──────── Input data

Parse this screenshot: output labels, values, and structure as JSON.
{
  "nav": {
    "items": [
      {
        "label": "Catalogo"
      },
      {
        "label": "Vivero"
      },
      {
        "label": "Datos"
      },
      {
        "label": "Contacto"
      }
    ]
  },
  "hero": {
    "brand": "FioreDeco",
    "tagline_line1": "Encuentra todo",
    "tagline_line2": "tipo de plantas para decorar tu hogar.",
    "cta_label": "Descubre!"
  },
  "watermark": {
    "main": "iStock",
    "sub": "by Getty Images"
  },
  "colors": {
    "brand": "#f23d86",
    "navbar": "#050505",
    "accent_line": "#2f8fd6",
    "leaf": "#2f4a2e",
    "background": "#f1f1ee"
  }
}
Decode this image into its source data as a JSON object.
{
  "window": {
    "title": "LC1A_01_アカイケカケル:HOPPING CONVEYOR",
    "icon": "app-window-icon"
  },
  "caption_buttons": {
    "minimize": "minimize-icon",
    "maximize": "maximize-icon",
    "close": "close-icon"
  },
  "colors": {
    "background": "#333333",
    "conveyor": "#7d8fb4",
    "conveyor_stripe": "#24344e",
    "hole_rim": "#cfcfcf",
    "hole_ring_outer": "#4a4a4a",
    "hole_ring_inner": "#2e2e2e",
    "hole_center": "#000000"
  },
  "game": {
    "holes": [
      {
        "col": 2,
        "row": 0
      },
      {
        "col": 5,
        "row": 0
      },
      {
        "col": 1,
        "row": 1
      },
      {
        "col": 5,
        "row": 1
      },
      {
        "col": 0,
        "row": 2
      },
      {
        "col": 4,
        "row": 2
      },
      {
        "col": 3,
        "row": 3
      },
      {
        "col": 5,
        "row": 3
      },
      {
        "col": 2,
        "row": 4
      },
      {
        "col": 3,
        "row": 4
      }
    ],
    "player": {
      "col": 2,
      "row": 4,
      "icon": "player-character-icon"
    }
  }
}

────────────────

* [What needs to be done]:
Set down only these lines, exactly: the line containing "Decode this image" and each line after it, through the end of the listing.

* [Result below]:
Decode this image into its source data as a JSON object.
{
  "window": {
    "title": "LC1A_01_アカイケカケル:HOPPING CONVEYOR",
    "icon": "app-window-icon"
  },
  "caption_buttons": {
    "minimize": "minimize-icon",
    "maximize": "maximize-icon",
    "close": "close-icon"
  },
  "colors": {
    "background": "#333333",
    "conveyor": "#7d8fb4",
    "conveyor_stripe": "#24344e",
    "hole_rim": "#cfcfcf",
    "hole_ring_outer": "#4a4a4a",
    "hole_ring_inner": "#2e2e2e",
    "hole_center": "#000000"
  },
  "game": {
    "holes": [
      {
        "col": 2,
        "row": 0
      },
      {
        "col": 5,
        "row": 0
      },
      {
        "col": 1,
        "row": 1
      },
      {
        "col": 5,
        "row": 1
      },
      {
        "col": 0,
        "row": 2
      },
      {
        "col": 4,
        "row": 2
      },
      {
        "col": 3,
        "row": 3
      },
      {
        "col": 5,
        "row": 3
      },
      {
        "col": 2,
        "row": 4
      },
      {
        "col": 3,
        "row": 4
      }
    ],
    "player": {
      "col": 2,
      "row": 4,
      "icon": "player-character-icon"
    }
  }
}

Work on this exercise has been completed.